It wasn't printed on any calendars, but last week was National Whistleblower Week. It's an effort to raise public awareness of the importance of reporting wrongdoing and abuses, whether in public agencies or private industry, and to garner support for increased protections for whistleblowers.
More than 40 national public interest groups were in D.C. for last week's whistleblower panels, presentations, speeches, seminars and special events.
And while the IRS wasn't on any official program last week, the agency also is cashing in on the whistleblowing trend. Literally.
In his May 16 Tax Report column, Wall Street Journal writer Tom Herman noted that since a new law was enacted last December to increase rewards for ratting out tax cheats, the IRS has received almost two dozen notices of (and reward claims for reporting) tax evasion, some involving hundreds of millions of dollars.
I elaborate a bit on this pay-per-snitch concept in my other tax blog, Eye on the IRS, but I want to reiterate one point here: We all should report criminal activity, tax or otherwise, when we discover it because such actions are illegal. It shouldn't take a promise of big bucks to get us to do our civic duty.
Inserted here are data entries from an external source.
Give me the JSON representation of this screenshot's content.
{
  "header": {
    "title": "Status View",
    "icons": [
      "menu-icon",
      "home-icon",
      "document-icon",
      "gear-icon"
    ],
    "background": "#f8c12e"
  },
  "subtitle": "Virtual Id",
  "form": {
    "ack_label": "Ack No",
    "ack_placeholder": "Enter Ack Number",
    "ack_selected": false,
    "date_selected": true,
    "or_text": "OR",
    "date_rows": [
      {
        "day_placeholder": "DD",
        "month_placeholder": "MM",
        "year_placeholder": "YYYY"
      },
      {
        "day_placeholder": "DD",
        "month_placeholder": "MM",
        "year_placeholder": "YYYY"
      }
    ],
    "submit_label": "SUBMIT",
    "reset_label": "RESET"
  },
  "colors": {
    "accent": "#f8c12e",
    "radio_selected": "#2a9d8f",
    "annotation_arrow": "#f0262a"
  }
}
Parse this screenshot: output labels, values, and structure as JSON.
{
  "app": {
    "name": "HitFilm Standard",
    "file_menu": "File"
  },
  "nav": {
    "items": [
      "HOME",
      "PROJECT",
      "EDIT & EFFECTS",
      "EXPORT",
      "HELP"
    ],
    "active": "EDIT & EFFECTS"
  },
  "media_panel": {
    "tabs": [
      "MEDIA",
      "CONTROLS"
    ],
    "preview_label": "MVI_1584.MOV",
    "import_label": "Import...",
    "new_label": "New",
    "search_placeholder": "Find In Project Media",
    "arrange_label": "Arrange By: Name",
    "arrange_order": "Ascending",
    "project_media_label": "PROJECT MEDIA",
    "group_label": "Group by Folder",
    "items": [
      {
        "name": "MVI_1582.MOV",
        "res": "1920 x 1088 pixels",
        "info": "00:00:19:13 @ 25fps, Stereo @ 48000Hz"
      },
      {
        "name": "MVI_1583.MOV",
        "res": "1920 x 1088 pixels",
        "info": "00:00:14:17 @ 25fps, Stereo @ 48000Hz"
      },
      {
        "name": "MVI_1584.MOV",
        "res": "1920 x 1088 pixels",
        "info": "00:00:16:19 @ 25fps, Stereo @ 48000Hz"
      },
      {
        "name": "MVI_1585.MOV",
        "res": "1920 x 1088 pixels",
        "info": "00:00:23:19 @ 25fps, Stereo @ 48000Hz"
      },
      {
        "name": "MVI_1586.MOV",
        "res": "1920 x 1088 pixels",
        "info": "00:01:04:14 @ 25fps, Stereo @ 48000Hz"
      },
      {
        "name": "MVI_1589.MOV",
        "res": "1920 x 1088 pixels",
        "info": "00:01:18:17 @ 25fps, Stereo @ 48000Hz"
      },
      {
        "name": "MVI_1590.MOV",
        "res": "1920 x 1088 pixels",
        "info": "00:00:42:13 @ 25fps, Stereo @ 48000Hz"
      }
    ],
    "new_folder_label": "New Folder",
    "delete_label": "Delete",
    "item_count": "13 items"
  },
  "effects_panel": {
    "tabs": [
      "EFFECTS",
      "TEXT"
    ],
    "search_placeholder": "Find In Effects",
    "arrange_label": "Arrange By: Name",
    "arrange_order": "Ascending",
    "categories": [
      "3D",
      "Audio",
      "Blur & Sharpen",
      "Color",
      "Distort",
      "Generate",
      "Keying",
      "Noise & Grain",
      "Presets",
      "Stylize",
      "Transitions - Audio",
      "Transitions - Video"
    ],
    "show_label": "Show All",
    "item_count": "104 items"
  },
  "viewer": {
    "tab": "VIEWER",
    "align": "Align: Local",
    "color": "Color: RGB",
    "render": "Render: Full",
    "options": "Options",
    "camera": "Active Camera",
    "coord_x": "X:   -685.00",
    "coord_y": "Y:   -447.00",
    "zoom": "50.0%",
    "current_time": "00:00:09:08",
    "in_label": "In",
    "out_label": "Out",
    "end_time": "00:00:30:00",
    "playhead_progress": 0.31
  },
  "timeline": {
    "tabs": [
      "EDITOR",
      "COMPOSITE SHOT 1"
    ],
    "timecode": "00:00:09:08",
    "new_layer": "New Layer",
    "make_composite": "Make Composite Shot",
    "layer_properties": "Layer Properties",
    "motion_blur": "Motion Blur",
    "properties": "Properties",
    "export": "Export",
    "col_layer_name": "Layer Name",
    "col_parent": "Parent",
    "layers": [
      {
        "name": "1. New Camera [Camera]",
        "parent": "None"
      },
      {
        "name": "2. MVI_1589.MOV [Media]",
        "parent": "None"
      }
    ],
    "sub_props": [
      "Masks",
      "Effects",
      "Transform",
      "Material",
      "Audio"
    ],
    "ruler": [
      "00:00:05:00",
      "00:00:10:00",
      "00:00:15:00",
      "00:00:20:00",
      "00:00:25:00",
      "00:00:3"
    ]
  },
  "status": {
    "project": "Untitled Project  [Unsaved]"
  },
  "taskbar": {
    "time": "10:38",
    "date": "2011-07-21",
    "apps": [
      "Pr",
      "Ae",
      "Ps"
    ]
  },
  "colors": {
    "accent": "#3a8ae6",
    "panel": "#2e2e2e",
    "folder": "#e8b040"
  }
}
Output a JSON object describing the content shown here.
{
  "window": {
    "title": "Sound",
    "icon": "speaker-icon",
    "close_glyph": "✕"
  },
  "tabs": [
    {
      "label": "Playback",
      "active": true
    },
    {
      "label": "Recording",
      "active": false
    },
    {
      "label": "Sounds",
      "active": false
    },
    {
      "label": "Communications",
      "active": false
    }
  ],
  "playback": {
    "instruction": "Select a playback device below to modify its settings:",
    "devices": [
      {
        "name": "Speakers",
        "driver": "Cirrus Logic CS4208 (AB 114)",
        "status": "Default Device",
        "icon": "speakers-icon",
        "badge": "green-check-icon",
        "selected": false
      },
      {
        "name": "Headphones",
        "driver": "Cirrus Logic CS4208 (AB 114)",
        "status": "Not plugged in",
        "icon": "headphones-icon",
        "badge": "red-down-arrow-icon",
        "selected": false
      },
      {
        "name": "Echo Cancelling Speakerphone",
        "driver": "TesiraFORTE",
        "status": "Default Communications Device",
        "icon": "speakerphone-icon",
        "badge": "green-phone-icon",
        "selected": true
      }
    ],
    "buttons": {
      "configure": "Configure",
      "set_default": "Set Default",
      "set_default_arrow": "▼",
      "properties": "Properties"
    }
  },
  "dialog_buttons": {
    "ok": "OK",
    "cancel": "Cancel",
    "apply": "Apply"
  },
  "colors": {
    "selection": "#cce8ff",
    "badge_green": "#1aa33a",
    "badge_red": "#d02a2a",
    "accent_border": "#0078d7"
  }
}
And we shouldn't have to fear reprisals from our employers, coworkers or society in general for doing what is right.
Tax Cheat Rap Sheet: For yet another week, I'm a bit blog backlogged, but I plan to get the weekly report of tax miscreants, alleged and/or convicted, published soon.
And thanks to readers who've written me with their concerns about some seemingly inappropriate tax actions they've run across. They, and you, can report suspected tax-cheating activities here.